It's hard to say what's the greater pleasure, watching winter squash ripen on the vine or watching zucchini wither away. Forward-looking gardeners may have already pulled out overly prolific summer squashes and filled the space with cool-season crops — broccoli and beets, cabbage and carrots, greens for salads and stir-fry, peas, cauliflower, turnips. The list goes on.
September becomes a turning point in a gardener's life as we wrap up preserving summer's bounty and anticipate late harvests. There are still a few veggies along with apples and some pears for storing, drying or canning, but the main focus is on facing the new season.
When space seems too limited for a wide variety of cool-season crops, consider the option of pulling out a tomato vine or two besides a zucchini.
Leave your favorite heirlooms that often come into full production this late in the season, but ask yourself how many tomatoes you will realistically use and whether the space they're filling might better be planted with late fall and winter crops, many of which will continue to feed you until spring.
In most gardens, winter squash should be left alone for a few weeks yet. They grow much as pumpkins do but develop more slowly as they form harder skins and aren't fully ripe for another few weeks in most of our microclimate zones.
There are exceptions, of course. Gardeners in hot interior valleys that warm up earlier in spring are able to plant before ground in the rest of the North Coast is ready for summer crops. In these warmer areas, hard-skinned squashes may have already matured.
Ridged acorn types, orangish tan butternut, and yellow spaghetti squash are often ready before Hubbard and turban-types.
Ready for harvest
Winter squashes are among the most colorful vegetables to grace our tables and gardens, but their rich color is only one sign of ripeness.

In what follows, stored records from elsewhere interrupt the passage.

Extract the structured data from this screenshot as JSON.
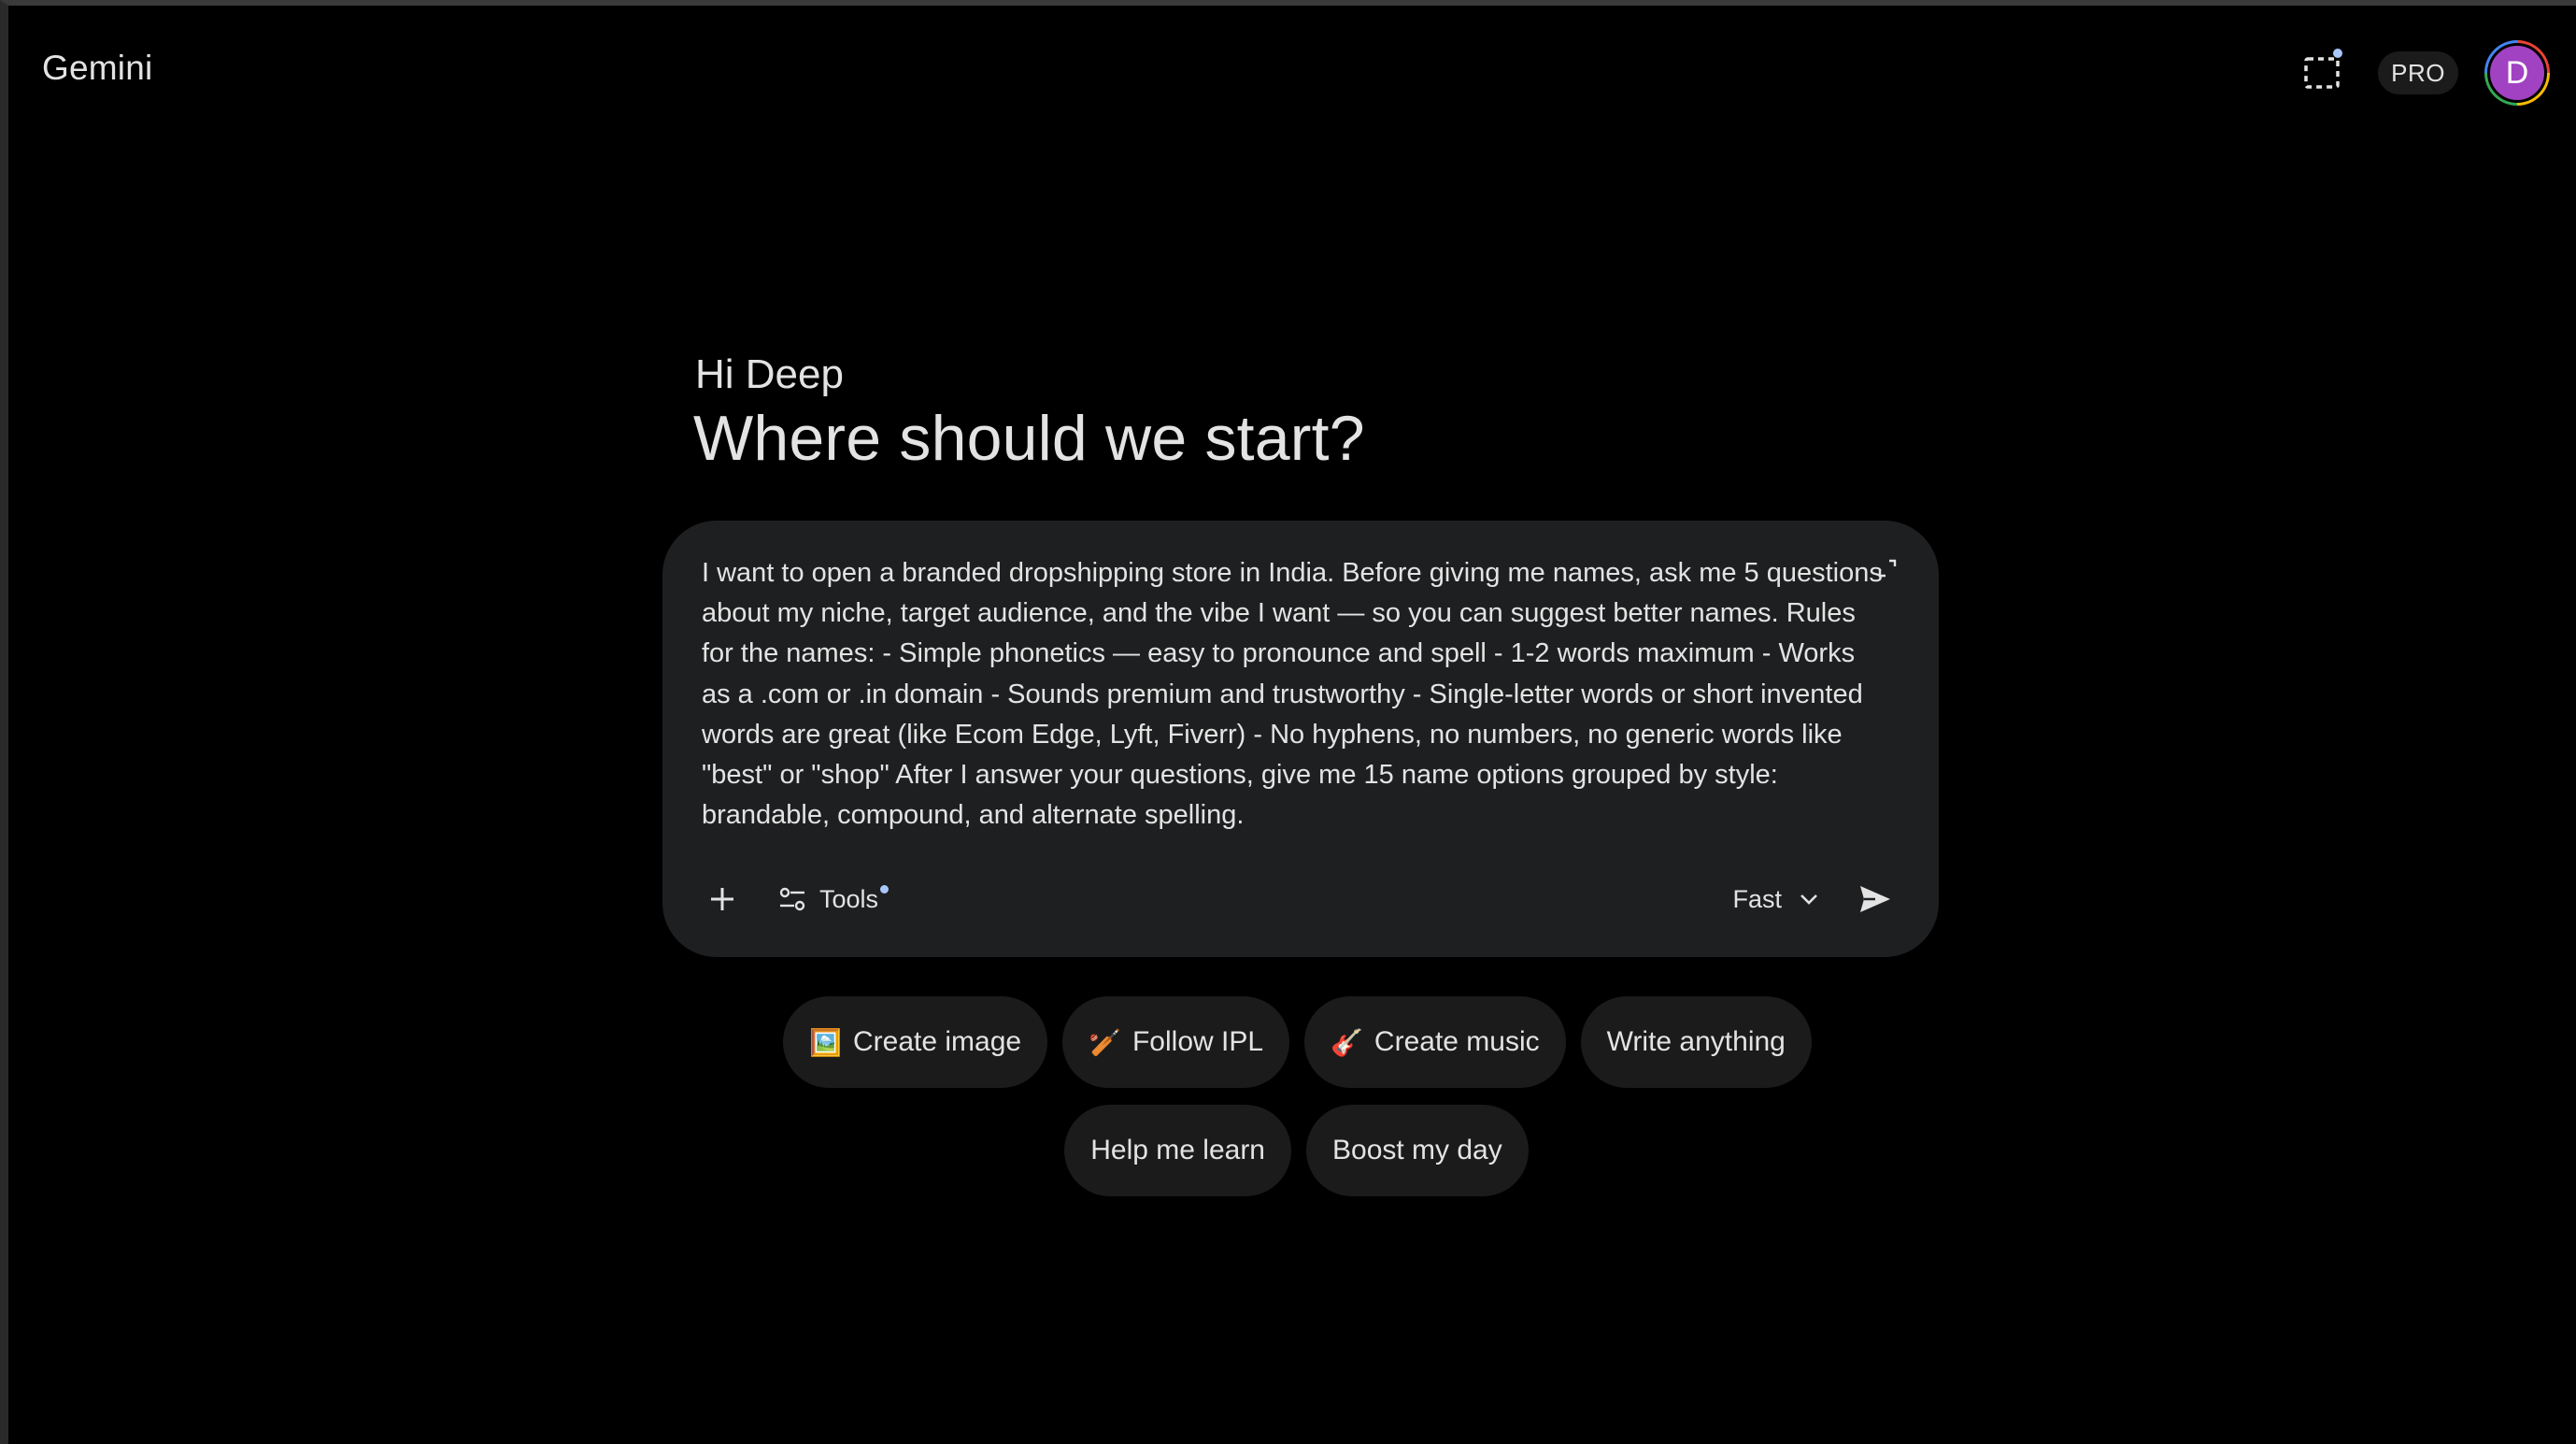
{
  "header": {
    "brand": "Gemini",
    "pro_label": "PRO",
    "avatar_initial": "D",
    "avatar_color": "#a142c2"
  },
  "hero": {
    "greeting": "Hi Deep",
    "headline": "Where should we start?"
  },
  "composer": {
    "prompt_text": "I want to open a branded dropshipping store in India. Before giving me names, ask me 5 questions about my niche, target audience, and the vibe I want — so you can suggest better names. Rules for the names: - Simple phonetics — easy to pronounce and spell - 1-2 words maximum - Works as a .com or .in domain - Sounds premium and trustworthy - Single-letter words or short invented words are great (like Ecom Edge, Lyft, Fiverr) - No hyphens, no numbers, no generic words like \"best\" or \"shop\" After I answer your questions, give me 15 name options grouped by style: brandable, compound, and alternate spelling.",
    "tools_label": "Tools",
    "mode_label": "Fast",
    "icons": {
      "add": "plus-icon",
      "tools": "tune-icon",
      "mode": "chevron-down-icon",
      "send": "send-icon",
      "expand": "expand-icon"
    }
  },
  "suggestions": {
    "row1": [
      {
        "emoji": "🖼️",
        "label": "Create image"
      },
      {
        "emoji": "🏏",
        "label": "Follow IPL"
      },
      {
        "emoji": "🎸",
        "label": "Create music"
      },
      {
        "emoji": "",
        "label": "Write anything"
      }
    ],
    "row2": [
      {
        "emoji": "",
        "label": "Help me learn"
      },
      {
        "emoji": "",
        "label": "Boost my day"
      }
    ]
  },
  "colors": {
    "background": "#000000",
    "surface": "#1e1f20",
    "chip": "#1b1b1c",
    "text": "#e3e3e3",
    "accent_dot": "#a8c7fa"
  }
}
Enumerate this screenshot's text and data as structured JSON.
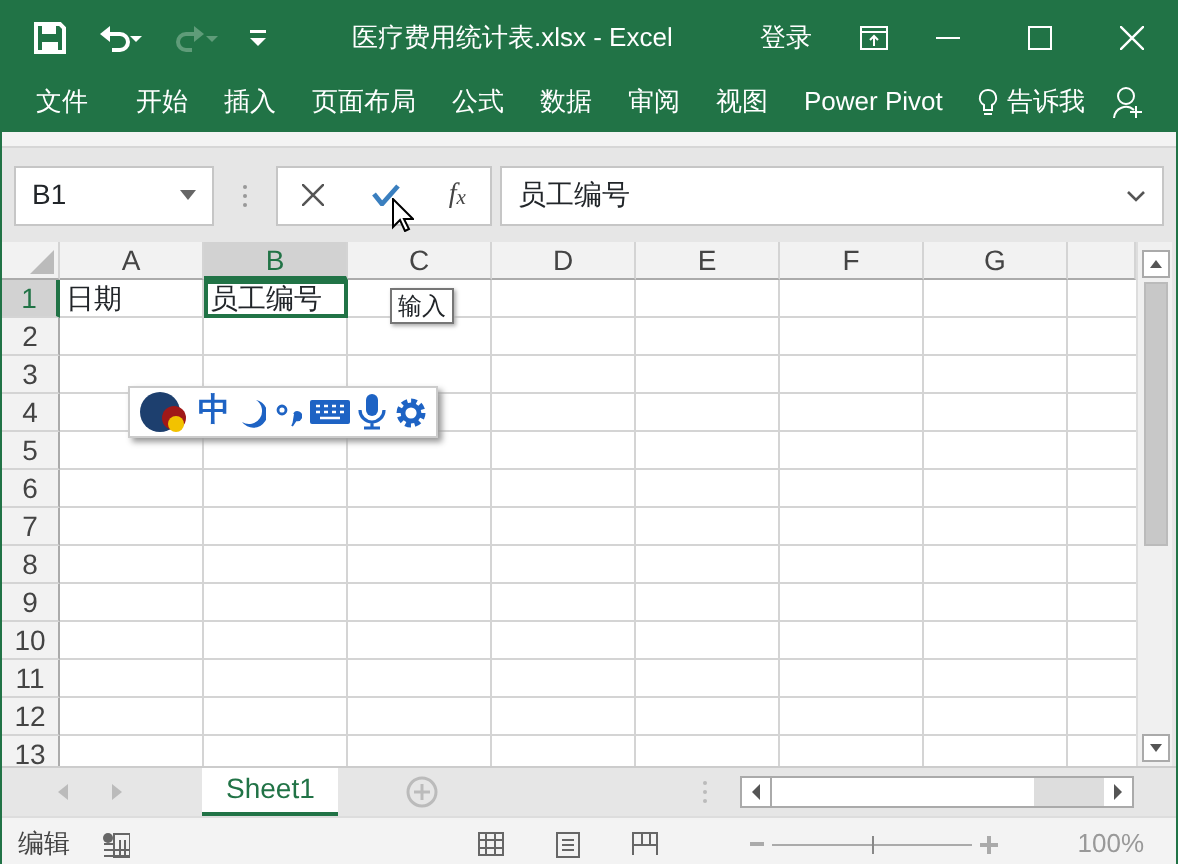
{
  "window": {
    "title": "医疗费用统计表.xlsx - Excel",
    "sign_in": "登录"
  },
  "quick_access": [
    {
      "kind": "save",
      "disabled": false
    },
    {
      "kind": "undo",
      "disabled": false
    },
    {
      "kind": "redo",
      "disabled": true
    },
    {
      "kind": "customize",
      "disabled": false
    }
  ],
  "ribbon_tabs": [
    {
      "label": "文件",
      "kind": "tab"
    },
    {
      "label": "开始",
      "kind": "tab"
    },
    {
      "label": "插入",
      "kind": "tab"
    },
    {
      "label": "页面布局",
      "kind": "tab"
    },
    {
      "label": "公式",
      "kind": "tab"
    },
    {
      "label": "数据",
      "kind": "tab"
    },
    {
      "label": "审阅",
      "kind": "tab"
    },
    {
      "label": "视图",
      "kind": "tab"
    },
    {
      "label": "Power Pivot",
      "kind": "tab"
    },
    {
      "label": "告诉我",
      "kind": "tell_me"
    }
  ],
  "name_box": {
    "value": "B1"
  },
  "formula_bar": {
    "function_label": "f$_{x}$",
    "value": "员工编号",
    "tooltip": "输入"
  },
  "columns": [
    {
      "label": "A",
      "selected": false
    },
    {
      "label": "B",
      "selected": true
    },
    {
      "label": "C",
      "selected": false
    },
    {
      "label": "D",
      "selected": false
    },
    {
      "label": "E",
      "selected": false
    },
    {
      "label": "F",
      "selected": false
    },
    {
      "label": "G",
      "selected": false
    }
  ],
  "rows": [
    {
      "label": "1",
      "selected": true,
      "cells": [
        "日期",
        "员工编号"
      ]
    },
    {
      "label": "2",
      "selected": false
    },
    {
      "label": "3",
      "selected": false
    },
    {
      "label": "4",
      "selected": false
    },
    {
      "label": "5",
      "selected": false
    },
    {
      "label": "6",
      "selected": false
    },
    {
      "label": "7",
      "selected": false
    },
    {
      "label": "8",
      "selected": false
    },
    {
      "label": "9",
      "selected": false
    },
    {
      "label": "10",
      "selected": false
    },
    {
      "label": "11",
      "selected": false
    },
    {
      "label": "12",
      "selected": false
    },
    {
      "label": "13",
      "selected": false
    }
  ],
  "ime_toolbar": {
    "mode": "中"
  },
  "sheet_tabs": [
    {
      "label": "Sheet1",
      "selected": true
    }
  ],
  "status_bar": {
    "mode": "编辑",
    "zoom": "100%",
    "zoom_slider": {
      "level": 0.5
    }
  }
}
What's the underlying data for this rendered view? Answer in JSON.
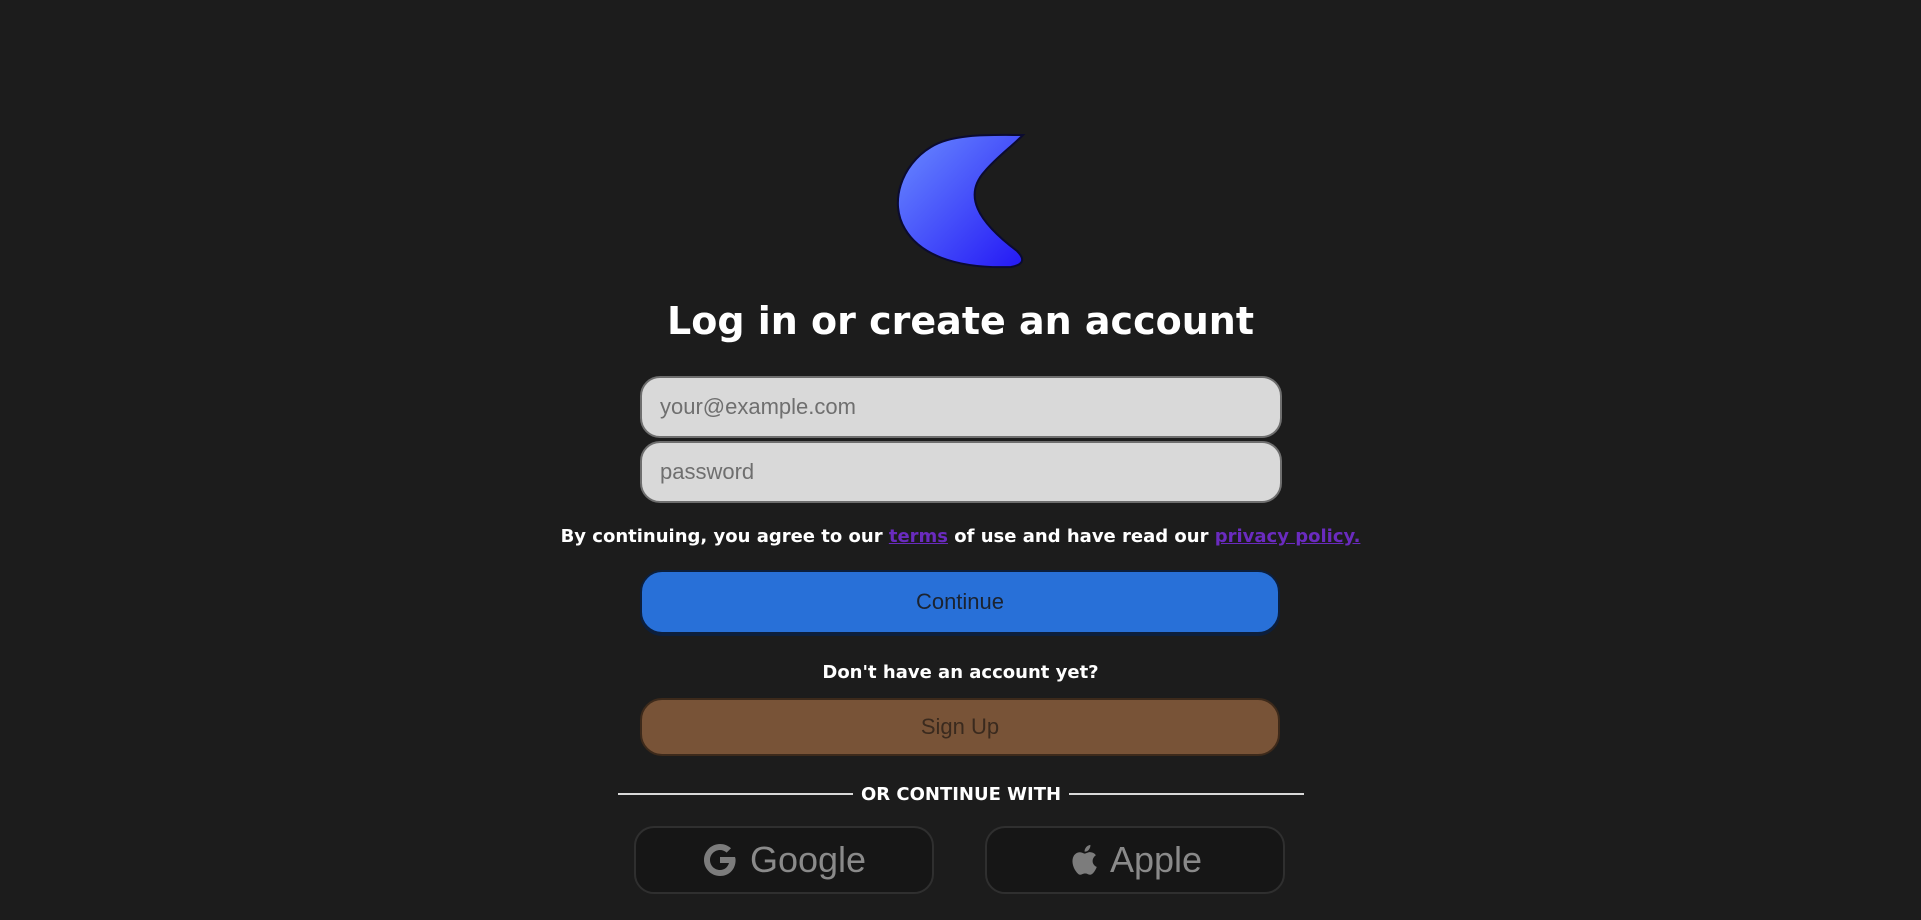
{
  "logo": {
    "icon": "crescent-moon-logo",
    "gradient_top": "#6a8cff",
    "gradient_bottom": "#2418f5"
  },
  "heading": "Log in or create an account",
  "form": {
    "email_placeholder": "your@example.com",
    "password_placeholder": "password"
  },
  "consent": {
    "prefix": "By continuing, you agree to our ",
    "terms_link": "terms",
    "middle": " of use and have read our ",
    "privacy_link": "privacy policy."
  },
  "continue_label": "Continue",
  "no_account_text": "Don't have an account yet?",
  "signup_label": "Sign Up",
  "divider_text": "OR CONTINUE WITH",
  "social": {
    "google_label": "Google",
    "apple_label": "Apple"
  },
  "colors": {
    "background": "#1c1c1c",
    "continue": "#2870d8",
    "signup": "#785337",
    "link": "#6a2bbf"
  }
}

Rinds should be hard enough to resist a nick with a fingernail.